The makers of the hit game Fortnite and NBA 2k were slapped with another lawsuit, this time by The Backpack Kid, after he says the company used his “Floss” dance move without his permission and without paying him any royalties.
The Backpack Kid, whose real name is Russell Horning and lives in Georgia, became famous when he performed with Katy Perry on Saturday Night Live last year. But even before that, he already had a following on the Internet after he kept posting videos of himself performing the dance on Instagram.
Russell’s mother Anetta sued Epic Games and Take Two Interactive (who own the games Fortnite and NBA 2K) on his behalf since he is only 16 years old. The lawsuit alleges that both gaming companies use the dance unfairly and profit off of it.

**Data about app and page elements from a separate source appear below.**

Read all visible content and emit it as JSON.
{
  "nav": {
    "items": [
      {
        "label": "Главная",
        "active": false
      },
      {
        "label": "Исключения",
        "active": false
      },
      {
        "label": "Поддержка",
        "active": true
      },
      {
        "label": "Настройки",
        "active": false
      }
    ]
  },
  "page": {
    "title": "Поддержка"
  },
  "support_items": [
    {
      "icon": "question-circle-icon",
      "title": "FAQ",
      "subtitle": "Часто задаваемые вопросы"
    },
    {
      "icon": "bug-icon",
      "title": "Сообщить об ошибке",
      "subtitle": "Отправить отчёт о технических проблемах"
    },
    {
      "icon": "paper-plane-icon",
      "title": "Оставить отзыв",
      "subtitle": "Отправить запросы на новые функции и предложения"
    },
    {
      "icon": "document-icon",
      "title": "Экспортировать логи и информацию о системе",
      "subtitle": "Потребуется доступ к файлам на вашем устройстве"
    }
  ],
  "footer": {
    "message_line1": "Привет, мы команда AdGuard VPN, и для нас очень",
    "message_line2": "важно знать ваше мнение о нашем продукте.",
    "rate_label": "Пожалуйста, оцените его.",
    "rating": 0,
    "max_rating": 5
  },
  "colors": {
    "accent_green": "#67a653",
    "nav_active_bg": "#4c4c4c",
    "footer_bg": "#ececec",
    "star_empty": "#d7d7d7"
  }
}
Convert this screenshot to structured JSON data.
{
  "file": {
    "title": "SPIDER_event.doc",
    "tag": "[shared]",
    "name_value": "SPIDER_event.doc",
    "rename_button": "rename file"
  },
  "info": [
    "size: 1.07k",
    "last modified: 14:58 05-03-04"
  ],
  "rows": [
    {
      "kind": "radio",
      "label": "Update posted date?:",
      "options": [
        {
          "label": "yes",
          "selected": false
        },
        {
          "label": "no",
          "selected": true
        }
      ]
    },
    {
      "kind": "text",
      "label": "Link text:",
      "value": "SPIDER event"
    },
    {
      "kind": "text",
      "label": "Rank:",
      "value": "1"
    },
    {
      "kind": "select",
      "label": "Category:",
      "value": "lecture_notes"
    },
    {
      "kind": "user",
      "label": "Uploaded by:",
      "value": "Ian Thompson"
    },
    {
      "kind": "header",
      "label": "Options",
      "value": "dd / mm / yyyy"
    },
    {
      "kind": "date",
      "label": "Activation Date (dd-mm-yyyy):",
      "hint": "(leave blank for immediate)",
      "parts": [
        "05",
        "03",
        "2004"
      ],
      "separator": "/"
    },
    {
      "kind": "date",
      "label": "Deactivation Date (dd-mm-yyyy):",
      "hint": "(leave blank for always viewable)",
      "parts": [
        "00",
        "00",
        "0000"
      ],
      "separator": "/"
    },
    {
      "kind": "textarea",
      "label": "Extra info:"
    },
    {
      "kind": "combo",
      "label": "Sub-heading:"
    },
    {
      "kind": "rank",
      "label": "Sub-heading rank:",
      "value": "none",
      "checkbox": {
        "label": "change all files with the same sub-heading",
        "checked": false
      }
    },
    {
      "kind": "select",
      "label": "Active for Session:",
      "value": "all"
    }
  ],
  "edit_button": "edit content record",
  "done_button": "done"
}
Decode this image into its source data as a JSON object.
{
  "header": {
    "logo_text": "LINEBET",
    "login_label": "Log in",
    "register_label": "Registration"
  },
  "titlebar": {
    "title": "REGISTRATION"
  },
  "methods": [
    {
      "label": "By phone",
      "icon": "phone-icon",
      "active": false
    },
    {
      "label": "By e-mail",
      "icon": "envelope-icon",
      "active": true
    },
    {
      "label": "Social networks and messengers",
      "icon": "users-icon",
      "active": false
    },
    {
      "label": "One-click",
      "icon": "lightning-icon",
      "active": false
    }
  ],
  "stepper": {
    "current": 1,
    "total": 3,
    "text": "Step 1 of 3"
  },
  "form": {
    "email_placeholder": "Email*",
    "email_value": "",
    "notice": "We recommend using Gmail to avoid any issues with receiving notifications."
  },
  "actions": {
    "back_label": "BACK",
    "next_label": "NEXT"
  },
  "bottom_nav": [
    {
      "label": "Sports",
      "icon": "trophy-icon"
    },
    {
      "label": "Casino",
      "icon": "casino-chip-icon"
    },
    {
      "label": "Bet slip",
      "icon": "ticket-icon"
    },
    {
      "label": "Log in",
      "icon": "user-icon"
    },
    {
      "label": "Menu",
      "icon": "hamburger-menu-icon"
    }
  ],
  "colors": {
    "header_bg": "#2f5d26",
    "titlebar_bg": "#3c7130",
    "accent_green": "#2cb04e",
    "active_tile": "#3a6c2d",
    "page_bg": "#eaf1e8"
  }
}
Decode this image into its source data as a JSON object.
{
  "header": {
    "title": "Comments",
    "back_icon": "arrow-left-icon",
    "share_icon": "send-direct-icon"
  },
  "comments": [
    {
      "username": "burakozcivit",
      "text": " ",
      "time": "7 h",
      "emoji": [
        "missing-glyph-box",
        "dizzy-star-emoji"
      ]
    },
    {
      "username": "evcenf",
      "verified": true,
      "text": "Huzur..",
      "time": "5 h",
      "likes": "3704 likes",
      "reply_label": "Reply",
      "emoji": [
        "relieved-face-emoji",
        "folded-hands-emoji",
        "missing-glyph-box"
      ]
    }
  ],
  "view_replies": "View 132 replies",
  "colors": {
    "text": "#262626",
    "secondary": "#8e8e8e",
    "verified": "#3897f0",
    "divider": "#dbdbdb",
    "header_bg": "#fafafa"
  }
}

Russell is the latest person to file a lawsuit against the companies, after actor Alfonso Ribeiro and rapper 2 Milly.
Ribeiro said that Epic Games and Take Two Interactive were unfairly profiting from his “Carlton dance,” made famous in The Fresh Prince of Bel-Air, and passed it off as the Fresh emote. 2 Milly, in the meantime, says both companies ripped off his move, the Milly Rock, and renamed it the Swipe It Emote.
Both gaming companies have declined to comment on the issue, saying: “We do not comment on ongoing litigation.”
While all three plaintiffs say that they currently don’t have the copyrights for their dance moves, they are already in the process of acquiring them. Under US Copyright law, dancing is protected if the dance is original and there is a video recording that proves it.
In Fortnite, players can buy Emotes or, once they reach a high enough level, earn them as rewards. The Floss emote is not available in the game’s store but was a reward in the Season 2 Battle Royale.
Before Ribeiro filed his lawsuit, Russell was one of the judges who judged other Fornite players’ attempts at his dance.
In July, Chance the Rapper took a swing at Fortnite on Twitter, blasting them for not including the music that a couple of the dances were created for.
“Fortnite should put the actual rap songs behind the dances that make so much money as Emotes. Black creatives created and popularized these dances but never monetized them.
“Imagine the money people are spending on these Emotes being shared with the artists that made them.”